The CDC reports come just days after President Donald Trump informed Fox News that children are “almost immune” to the coronavirus, an assertion proven to be untrue.
Friday, the National Institutes of Health announced its introducing a project called PreVAIL kIds that aims to identify which kids might be most at risk for COVID-19 issues.
The research study will evaluate, in part, biomarkers discovered in blood samples taken from children with COVID-19, so researchers can figure out how the infection effects youths, along with which ones may be most at risk.
” This is a new infection, and its truly critical to comprehend what it does to children long term,” stated Dr. Bill Kapogiannis, a senior medical officer with the NIHs National Institute of Child Health and Human Development.
The primary goal of the job is for more information about one of the most severe COVID-19 issues among kids: multisystem inflammatory syndrome, or MIS-C.

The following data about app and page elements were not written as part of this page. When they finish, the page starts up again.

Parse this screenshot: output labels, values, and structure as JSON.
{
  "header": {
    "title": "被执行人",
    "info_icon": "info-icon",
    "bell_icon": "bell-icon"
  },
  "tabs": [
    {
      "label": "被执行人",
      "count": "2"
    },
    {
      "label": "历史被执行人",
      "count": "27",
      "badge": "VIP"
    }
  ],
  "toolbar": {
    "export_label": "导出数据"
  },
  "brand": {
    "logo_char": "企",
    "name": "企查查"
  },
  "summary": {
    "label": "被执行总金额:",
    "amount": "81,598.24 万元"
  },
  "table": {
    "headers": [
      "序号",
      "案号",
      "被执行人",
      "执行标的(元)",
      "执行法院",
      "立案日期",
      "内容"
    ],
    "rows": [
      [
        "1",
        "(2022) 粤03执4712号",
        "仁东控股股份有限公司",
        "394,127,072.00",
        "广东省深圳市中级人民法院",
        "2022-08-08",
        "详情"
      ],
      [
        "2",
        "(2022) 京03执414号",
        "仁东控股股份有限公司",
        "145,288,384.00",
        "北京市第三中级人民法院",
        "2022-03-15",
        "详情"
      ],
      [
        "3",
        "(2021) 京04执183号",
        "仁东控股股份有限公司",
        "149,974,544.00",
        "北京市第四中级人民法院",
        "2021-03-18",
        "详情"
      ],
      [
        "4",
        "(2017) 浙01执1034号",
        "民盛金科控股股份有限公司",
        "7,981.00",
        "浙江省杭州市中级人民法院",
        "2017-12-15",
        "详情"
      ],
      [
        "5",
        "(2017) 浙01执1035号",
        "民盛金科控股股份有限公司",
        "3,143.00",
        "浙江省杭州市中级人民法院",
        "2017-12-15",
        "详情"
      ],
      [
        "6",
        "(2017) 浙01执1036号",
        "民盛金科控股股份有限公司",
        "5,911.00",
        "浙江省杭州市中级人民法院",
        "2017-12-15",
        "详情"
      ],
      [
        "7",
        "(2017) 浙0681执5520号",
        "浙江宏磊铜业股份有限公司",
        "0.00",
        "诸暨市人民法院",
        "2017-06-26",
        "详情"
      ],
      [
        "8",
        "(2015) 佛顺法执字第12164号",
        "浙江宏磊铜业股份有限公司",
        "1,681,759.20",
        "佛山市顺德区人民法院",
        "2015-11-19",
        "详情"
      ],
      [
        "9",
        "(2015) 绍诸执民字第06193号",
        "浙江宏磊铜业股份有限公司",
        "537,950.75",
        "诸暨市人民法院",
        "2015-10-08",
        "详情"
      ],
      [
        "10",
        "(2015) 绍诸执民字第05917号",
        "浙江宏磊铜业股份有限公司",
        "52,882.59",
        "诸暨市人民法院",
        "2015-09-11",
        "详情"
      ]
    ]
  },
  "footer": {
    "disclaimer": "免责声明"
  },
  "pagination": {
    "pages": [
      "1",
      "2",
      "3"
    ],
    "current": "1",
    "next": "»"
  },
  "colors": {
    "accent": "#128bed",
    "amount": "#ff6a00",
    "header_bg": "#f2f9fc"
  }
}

Symptoms of MIS-C are “taking place somewhere between three and 6 weeks after intense COVID exposure or infection,” he told NBC News. “In some cases, children do not even know they had COVID and had no acute signs.”
There is no particular treatment for MIS-C or less severe cases of COVID-19 in children. Friedman stated doctors are treating patients with anti-inflammatories and helpful care to boost their heart and lung function.
As with serious COVID-19 cases, racial and ethnic variations are common for MIS-C. About 60 percent of kids with MIS-C in Massachusetts, Friedman approximated, have actually been Black or Hispanic.
The CDC report discovered that total across the country, MIS-C tended to be more prevalent– 73.6 percent– in racial minorities.
As of July 31, more than 338,000 children in the United States have actually been identified with COVID-19, according to the American Academy of Pediatrics. That represents about 8 percent of the almost 5 million cases reported so far in the U.S.
And pediatric cases appear to be rising. Overall, Hispanic and black children were most likely to require hospitalization.